Bring together copies of the lines in the data below that contain the word "files".
EXTRACTED ENTRIES START
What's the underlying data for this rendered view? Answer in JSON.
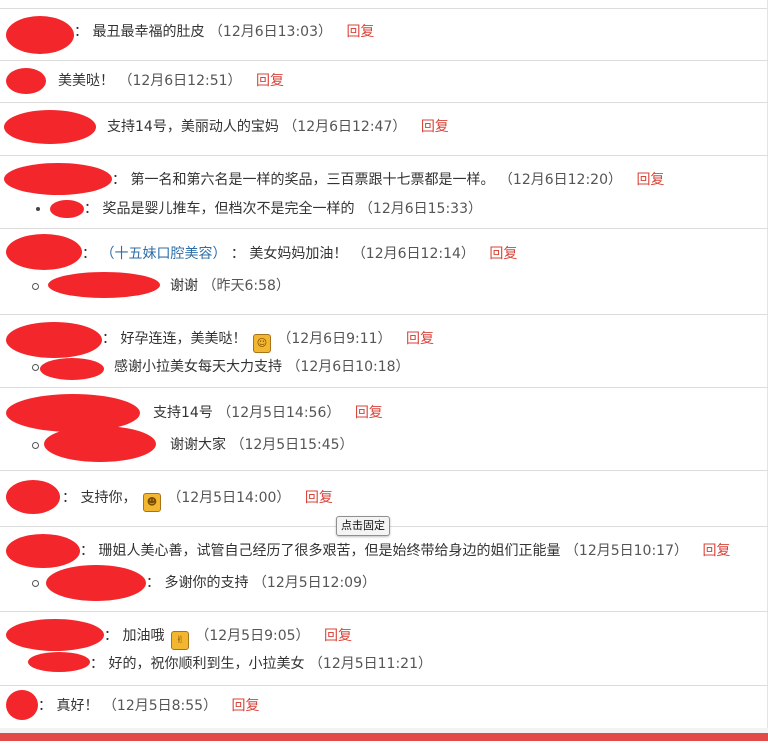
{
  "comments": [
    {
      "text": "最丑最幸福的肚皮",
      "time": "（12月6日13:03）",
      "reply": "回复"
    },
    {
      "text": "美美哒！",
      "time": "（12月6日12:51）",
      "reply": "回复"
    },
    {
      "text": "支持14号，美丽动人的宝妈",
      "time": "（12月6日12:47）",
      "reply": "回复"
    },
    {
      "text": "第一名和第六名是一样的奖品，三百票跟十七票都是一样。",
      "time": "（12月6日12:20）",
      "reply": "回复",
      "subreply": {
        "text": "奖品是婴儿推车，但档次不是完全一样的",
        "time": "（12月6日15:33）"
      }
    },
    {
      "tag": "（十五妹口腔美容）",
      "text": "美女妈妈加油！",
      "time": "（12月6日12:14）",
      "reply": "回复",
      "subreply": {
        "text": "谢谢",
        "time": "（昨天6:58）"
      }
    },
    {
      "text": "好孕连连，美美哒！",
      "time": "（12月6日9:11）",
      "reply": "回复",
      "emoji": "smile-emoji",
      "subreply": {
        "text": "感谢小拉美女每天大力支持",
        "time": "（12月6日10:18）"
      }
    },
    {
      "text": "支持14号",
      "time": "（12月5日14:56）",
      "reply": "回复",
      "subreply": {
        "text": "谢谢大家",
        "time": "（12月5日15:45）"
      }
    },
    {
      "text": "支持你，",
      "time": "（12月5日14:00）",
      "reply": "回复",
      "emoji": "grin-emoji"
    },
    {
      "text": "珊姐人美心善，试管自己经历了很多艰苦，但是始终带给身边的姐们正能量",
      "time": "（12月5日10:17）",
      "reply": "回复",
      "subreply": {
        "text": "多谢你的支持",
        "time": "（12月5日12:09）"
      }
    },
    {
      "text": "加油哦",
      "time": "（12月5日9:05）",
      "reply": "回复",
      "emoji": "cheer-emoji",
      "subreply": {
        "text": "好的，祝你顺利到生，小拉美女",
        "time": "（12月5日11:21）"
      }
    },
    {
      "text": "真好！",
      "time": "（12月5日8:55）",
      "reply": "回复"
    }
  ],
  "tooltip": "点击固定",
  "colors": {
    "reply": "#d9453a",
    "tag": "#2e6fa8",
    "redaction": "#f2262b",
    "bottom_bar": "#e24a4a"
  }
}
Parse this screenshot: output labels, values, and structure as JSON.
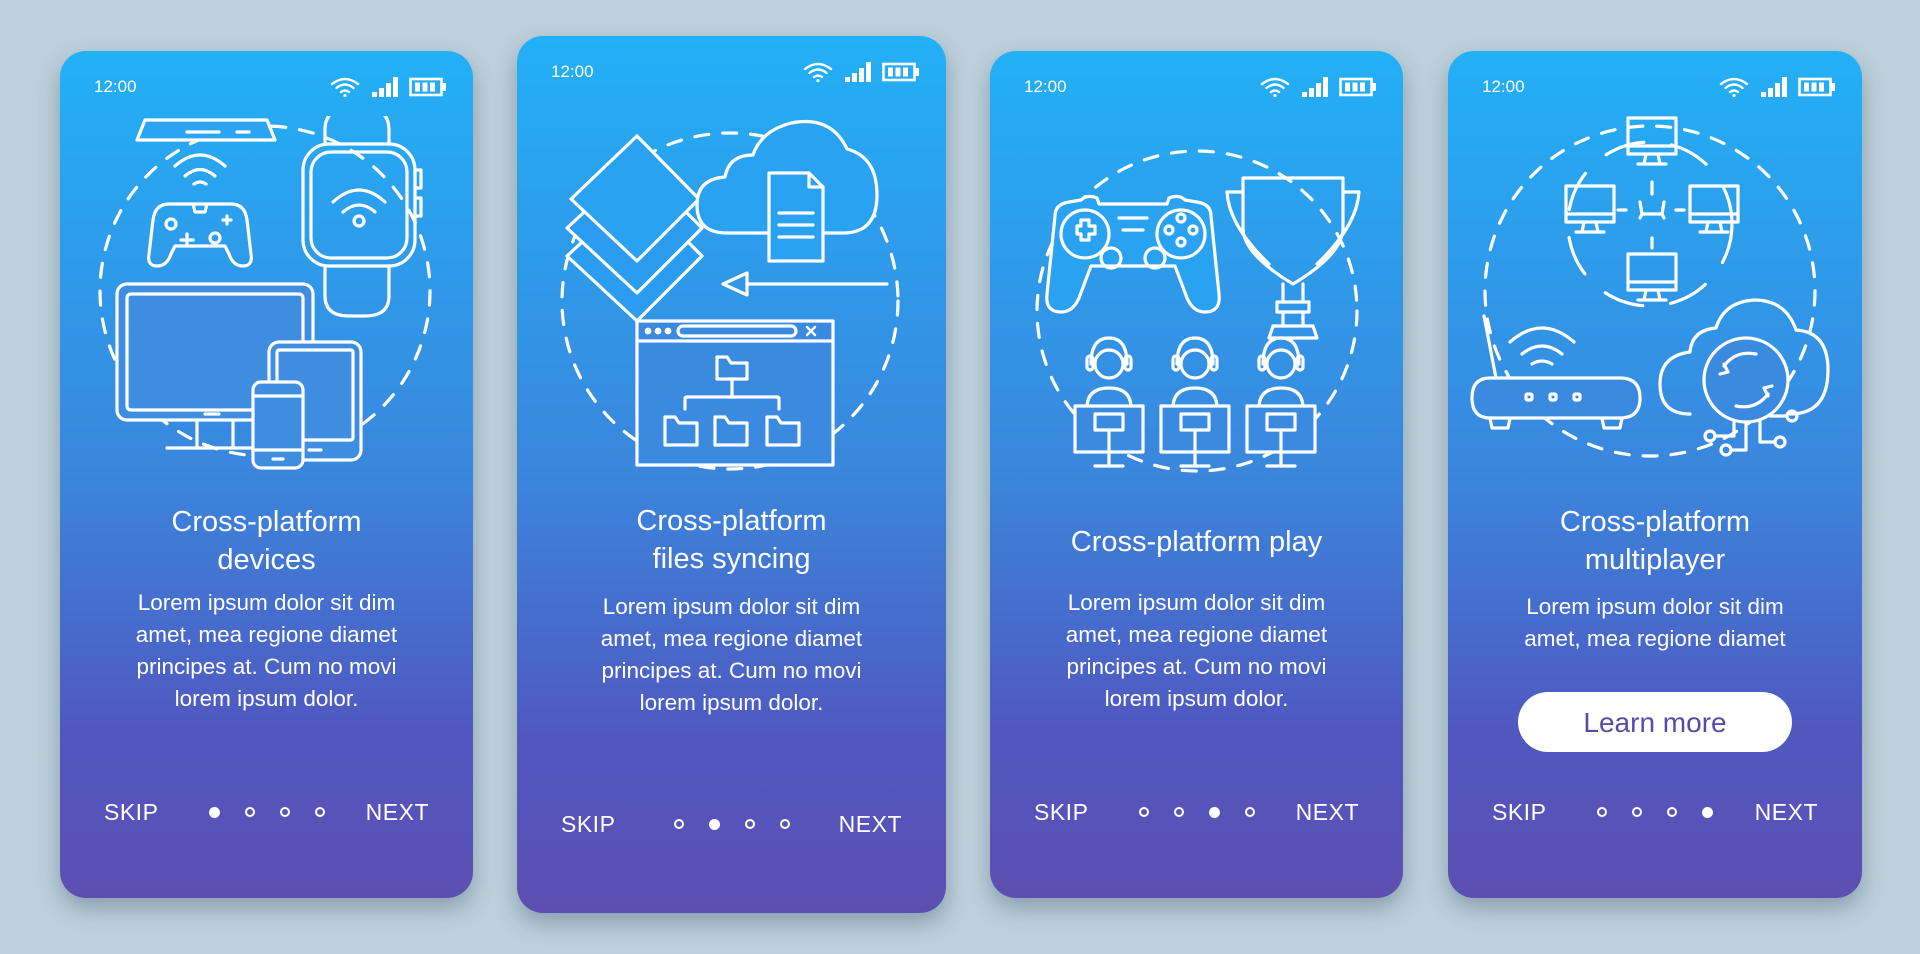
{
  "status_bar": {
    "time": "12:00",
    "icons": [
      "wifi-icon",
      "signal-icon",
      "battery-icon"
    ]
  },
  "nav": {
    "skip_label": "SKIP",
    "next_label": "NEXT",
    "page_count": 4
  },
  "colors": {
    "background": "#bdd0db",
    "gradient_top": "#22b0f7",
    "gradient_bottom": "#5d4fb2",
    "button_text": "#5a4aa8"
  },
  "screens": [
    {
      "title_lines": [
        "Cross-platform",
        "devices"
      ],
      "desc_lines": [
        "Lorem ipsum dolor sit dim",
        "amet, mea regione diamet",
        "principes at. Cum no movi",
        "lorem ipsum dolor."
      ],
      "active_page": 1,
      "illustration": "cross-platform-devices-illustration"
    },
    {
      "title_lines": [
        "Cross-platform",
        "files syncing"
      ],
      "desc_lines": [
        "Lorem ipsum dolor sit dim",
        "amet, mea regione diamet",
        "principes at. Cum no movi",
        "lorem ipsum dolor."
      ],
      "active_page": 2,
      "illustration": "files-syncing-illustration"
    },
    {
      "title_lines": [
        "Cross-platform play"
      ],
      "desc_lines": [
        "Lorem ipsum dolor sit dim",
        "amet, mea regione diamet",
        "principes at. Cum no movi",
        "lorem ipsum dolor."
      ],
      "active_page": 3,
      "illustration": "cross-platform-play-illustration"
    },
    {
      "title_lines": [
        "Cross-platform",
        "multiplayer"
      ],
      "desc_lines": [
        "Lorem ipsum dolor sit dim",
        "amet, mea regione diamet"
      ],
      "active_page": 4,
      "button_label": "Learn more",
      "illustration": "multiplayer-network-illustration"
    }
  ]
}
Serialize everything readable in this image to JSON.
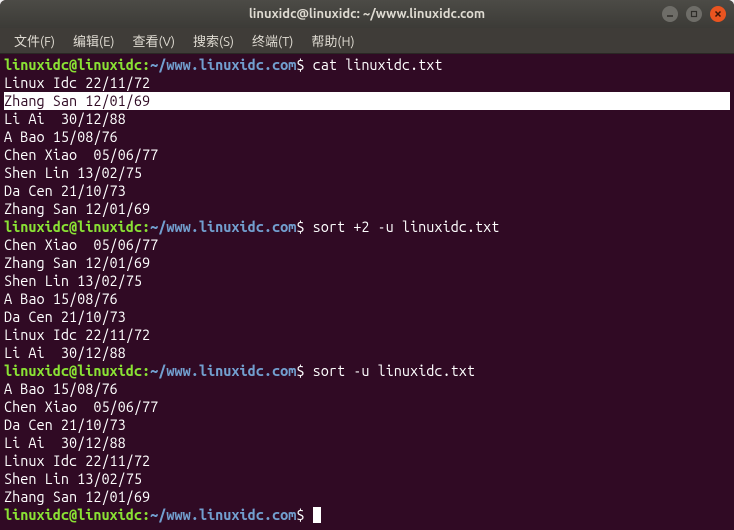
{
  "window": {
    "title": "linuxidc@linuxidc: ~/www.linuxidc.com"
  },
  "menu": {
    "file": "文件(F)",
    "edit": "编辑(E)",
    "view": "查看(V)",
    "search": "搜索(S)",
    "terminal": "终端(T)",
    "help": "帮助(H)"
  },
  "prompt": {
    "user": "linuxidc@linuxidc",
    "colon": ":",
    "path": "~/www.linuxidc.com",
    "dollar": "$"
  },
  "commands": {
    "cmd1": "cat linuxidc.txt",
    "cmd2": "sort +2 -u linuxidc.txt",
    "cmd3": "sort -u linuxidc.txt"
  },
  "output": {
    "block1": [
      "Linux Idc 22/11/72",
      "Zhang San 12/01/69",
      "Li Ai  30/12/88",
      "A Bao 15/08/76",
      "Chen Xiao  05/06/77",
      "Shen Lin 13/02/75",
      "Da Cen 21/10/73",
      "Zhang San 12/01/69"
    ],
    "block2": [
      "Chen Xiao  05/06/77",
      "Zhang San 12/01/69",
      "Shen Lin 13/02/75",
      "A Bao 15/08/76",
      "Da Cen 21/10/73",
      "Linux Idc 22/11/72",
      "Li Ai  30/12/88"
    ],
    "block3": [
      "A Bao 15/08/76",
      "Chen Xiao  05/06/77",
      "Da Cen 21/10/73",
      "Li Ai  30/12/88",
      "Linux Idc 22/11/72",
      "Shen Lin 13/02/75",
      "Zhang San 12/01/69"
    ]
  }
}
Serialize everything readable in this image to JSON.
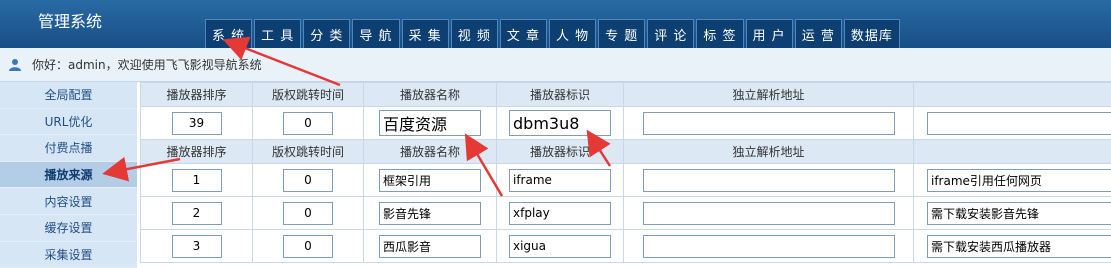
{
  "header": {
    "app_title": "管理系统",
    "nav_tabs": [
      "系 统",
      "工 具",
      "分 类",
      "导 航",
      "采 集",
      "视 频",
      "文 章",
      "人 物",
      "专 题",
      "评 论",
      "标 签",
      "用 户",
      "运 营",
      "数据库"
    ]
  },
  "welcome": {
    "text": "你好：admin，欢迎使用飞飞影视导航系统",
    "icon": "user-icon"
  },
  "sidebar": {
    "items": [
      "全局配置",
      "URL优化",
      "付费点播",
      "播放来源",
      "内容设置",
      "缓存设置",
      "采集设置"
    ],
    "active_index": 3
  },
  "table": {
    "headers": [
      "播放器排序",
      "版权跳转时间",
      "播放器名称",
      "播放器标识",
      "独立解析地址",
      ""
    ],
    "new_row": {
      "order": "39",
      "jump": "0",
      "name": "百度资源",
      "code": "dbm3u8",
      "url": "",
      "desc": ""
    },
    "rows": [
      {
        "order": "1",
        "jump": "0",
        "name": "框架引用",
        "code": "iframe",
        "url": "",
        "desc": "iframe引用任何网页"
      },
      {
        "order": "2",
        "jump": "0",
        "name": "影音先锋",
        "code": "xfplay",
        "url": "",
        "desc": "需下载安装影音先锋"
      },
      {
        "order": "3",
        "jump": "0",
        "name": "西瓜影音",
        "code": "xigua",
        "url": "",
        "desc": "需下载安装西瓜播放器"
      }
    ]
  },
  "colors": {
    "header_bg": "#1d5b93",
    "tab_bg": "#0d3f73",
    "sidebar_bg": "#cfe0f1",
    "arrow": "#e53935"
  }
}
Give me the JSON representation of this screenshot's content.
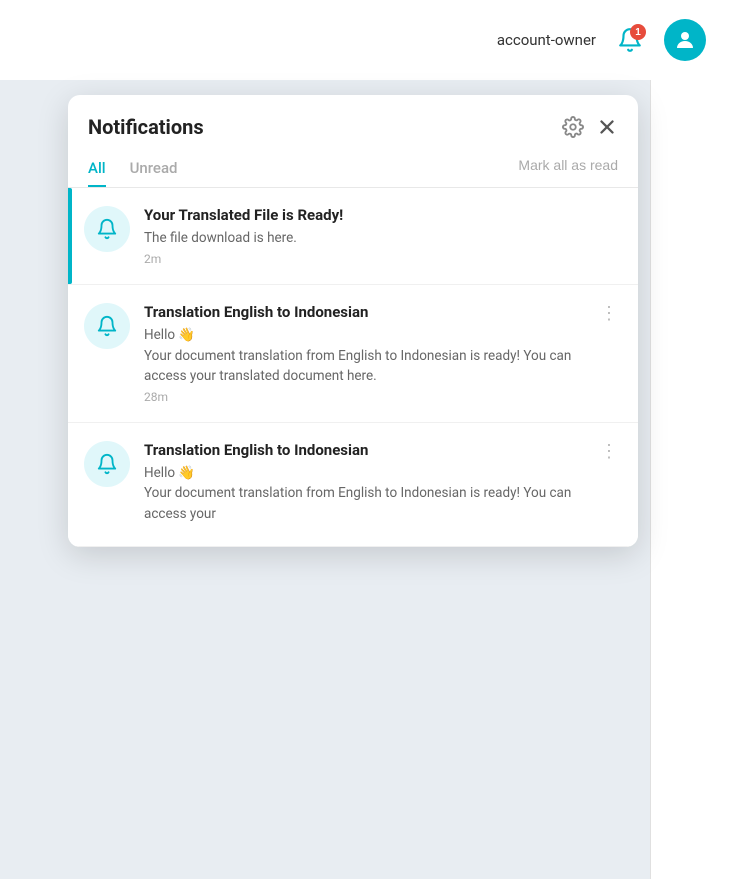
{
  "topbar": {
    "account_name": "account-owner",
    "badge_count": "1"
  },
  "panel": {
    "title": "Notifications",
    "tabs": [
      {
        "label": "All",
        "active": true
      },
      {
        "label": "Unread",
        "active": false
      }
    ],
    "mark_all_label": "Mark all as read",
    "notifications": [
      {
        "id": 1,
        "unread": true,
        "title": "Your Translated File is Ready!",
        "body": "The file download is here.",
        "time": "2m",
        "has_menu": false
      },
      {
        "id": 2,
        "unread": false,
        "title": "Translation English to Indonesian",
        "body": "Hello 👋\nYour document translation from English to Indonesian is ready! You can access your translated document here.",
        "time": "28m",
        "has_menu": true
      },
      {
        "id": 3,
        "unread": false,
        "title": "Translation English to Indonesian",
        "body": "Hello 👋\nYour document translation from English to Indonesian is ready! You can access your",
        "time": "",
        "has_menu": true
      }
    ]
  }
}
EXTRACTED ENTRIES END
## [RESPONSE TO THIS TASK]
        "files syncing"
      "illustration": "files-syncing-illustration"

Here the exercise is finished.